Printed Circuit Board drilling is an intricate process that requires a high level of expertise to prevent loss. Even the smallest error can result in significant damages, which is why it’s crucial to get this part of PCB manufacturing right.
A PCB requires holes according to specific requirements. Some of these holes help to mount components, while others connect different layers of the board. Each of these holes is drilled on the board, and it is an irreversible process. An in-depth look at hole types, drilling equipment, and drilling processes will help you understand the manufacturing process of a PCB.
Types of Drill Holes in PCB
Drill holes in printed circuit boards can be classified based on their current carrying tendency. However, this categorization does not cover the importance of drill holes in a circuit board’s structure. The better way to classify drill holes is according to their use in a PCB. Let’s look at the types below:
Non-Plated Through Holes
Fasteners. Fasteners ensure that any installed component that requires additional support is installed correctly. The main role of fasteners is mechanical justification.
Mounting Holes. These holes are intended for mechanical fasteners in installations where the vertical clearance is not the concern.
Countersink Holes. These holes are used for mounting boards in which you lower the bolt head below the surface.
Plated Through Holes
Press Fit. These holes do not require solder or fill as they fit the leads of through-hole pcb components.
Blind Vias.

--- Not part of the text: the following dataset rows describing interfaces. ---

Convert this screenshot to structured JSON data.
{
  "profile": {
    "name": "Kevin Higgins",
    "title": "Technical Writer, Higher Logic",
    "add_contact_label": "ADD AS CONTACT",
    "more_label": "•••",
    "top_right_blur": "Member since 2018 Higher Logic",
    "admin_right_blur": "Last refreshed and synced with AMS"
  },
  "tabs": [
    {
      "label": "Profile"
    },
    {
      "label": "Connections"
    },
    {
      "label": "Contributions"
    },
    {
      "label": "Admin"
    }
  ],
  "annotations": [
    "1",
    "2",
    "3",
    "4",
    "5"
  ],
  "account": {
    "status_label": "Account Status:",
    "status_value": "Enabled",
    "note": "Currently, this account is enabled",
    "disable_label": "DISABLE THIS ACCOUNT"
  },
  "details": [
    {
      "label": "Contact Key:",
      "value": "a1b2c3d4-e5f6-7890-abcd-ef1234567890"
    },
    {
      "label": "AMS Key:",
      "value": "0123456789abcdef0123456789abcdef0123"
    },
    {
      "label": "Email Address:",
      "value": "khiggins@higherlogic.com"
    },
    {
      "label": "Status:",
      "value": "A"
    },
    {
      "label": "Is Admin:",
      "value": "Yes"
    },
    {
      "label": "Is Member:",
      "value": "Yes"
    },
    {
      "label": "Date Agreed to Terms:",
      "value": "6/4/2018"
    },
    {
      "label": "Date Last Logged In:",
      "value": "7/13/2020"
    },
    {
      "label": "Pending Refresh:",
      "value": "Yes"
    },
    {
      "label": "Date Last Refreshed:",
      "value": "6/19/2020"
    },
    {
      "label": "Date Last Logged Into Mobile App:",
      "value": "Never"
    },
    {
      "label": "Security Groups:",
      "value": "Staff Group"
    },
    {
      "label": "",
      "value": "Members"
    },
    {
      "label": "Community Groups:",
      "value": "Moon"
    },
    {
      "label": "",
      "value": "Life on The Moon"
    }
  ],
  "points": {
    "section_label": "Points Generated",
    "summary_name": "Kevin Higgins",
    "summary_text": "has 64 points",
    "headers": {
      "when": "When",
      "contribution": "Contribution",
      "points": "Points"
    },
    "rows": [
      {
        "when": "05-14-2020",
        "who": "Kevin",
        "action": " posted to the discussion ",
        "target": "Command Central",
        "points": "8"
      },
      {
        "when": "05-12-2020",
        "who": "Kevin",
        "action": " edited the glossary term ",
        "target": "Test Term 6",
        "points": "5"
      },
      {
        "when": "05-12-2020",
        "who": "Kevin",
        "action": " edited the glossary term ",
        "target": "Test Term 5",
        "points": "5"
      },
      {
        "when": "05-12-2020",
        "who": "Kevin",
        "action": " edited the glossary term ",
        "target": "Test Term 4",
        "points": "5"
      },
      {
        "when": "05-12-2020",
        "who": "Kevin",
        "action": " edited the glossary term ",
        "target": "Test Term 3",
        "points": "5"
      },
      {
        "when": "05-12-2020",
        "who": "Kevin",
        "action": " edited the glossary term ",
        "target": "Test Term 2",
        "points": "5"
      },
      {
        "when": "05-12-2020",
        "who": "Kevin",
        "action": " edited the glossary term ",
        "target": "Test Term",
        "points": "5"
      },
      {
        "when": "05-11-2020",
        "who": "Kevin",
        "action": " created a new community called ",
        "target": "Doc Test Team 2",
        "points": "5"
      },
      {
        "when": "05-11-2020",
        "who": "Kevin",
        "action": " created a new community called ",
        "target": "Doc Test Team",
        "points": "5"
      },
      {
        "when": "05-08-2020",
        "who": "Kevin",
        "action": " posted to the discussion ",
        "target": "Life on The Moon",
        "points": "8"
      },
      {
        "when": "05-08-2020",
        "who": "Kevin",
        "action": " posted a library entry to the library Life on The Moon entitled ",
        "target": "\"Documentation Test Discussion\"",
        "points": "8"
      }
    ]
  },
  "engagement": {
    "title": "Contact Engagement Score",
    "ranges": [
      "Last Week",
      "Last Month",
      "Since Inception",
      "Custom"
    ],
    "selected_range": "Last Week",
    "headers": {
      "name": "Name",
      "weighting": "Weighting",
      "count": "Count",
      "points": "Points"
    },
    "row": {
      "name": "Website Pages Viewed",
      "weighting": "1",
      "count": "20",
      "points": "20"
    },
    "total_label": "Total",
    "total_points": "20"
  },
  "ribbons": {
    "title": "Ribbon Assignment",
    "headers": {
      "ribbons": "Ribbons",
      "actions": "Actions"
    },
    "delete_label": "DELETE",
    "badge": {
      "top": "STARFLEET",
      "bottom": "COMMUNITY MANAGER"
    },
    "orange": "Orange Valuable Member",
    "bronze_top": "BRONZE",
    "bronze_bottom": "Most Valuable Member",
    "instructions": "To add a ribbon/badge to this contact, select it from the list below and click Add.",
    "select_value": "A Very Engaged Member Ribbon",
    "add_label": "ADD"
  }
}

Blind via holes provide a connection between a surface and the internal layer of the stack up. Unlike through-hole vias, the blind vias only apply to targeted layers.
Buried Vias. Buried vias are connections between the internal layers that don’t extend to the top or the bottom surfaces.
Micro Vias. Micro vias are different from other vias due to their size. They are used in high-density signal routing and may be blind or buried.
Thermal Vias. Thermal vias do not conduct current; however, they leverage the high transfer rate of copper to remove excess heat, usually from a high-power component from the board’s surface.
PCB Drilling Equipment
Drilling in a circuit board is a common procedure, but it is also a delicate process requiring special equipment. While many types of numerically controlled (NC) machines are used for drilling, the larger production ones can drill around 30,000 holes every hour with a speed of up to 110,000 RPM. Overall, there are three types of machines used in the drilling process:
- Automated drill
- Mill machine
- Laser drill
Most component companies make PCBs with the help of an automated drilling machine, but these machines also vary according to their specifications.
Mill machines are useful due to their varying flexibility, which helps shape the board and perform various drilling operations. For smaller holes like micro vias, a laser drill is the best choice.
Considerations for the Proper Drill Selection
Apart from the basic requirements of drilling in a PCB, layout engineers can help with the board design in the following ways:
Same drill diameter
If the board has many holes on it with different diameters, it may require a change of drill bits in the middle of the drilling process. These changes can give way to tolerance errors between the holes and their size. Therefore, you should standardize the drill hole size requirements.
Minimum drill diameter
For boards that are 62 mils thick, the mechanical drill size should be 6 mils or bigger. Small drill sizes are harder to drill mechanically, and the aspect ratio makes them even harder to plate. This issue will require the use of the expensive laser drilling process, so for boards larger than 62 mils, you’ll need to invest in a larger-sized drill.
Using blind and buried vias
Do not use blind and buried vias if they are not a requirement for high-density designs. The buildup process for blind and buried vias makes the board much more expensive.
PCB Drilling Tips & Tricks
Since drilling requires precision and accuracy, here are some tips and tricks to help you make the process foolproof:
- The step before drilling an actual hole is to drill a pilot hole. It will disable the drill from ‘walking’ and slipping into other components while drilling.
- Use a straight drill bit even when drilling at an angle for accuracy. The sizes of the drill bit are to be determined by the designer.
- Use the correct size of a drill bit to avoid damaging the circuit board.
- Use a drill bit with the right speed and power to go through the material
- A drill press is your best bet for drilling accurately. These presses are four times more efficient in making the right size of holes.
- Clean the PCB after drilling a hole with a brush and a solvent to avoid the buildup of metal shavings. It will lead to a smoother and finer drilling process.
- Once done with drilling, apply solder to the new holes and use a soldering iron to melt them. This will firmly attach and make the solder neat around the holes.
There are so many aspects of drilling a PCB that directly affect the cost of manufacture. Each aspect leads to a different version of the PCB if not controlled in the design phase. The size of the drill holes alone has a huge impact on the performance of the PCB. If the holes need to be small, the cost of the board will jump high. And in the case of larger holes, the PCB assembly process becomes difficult and expensive.
If you need help with drilling concerns, talk to our expert USA-based electronic manufacturing service providers. The drilling process alone is a huge expense, and any little mistake can add up to unforeseen costs. On the other hand, precision drilling can make PCBs cost-effective and efficient.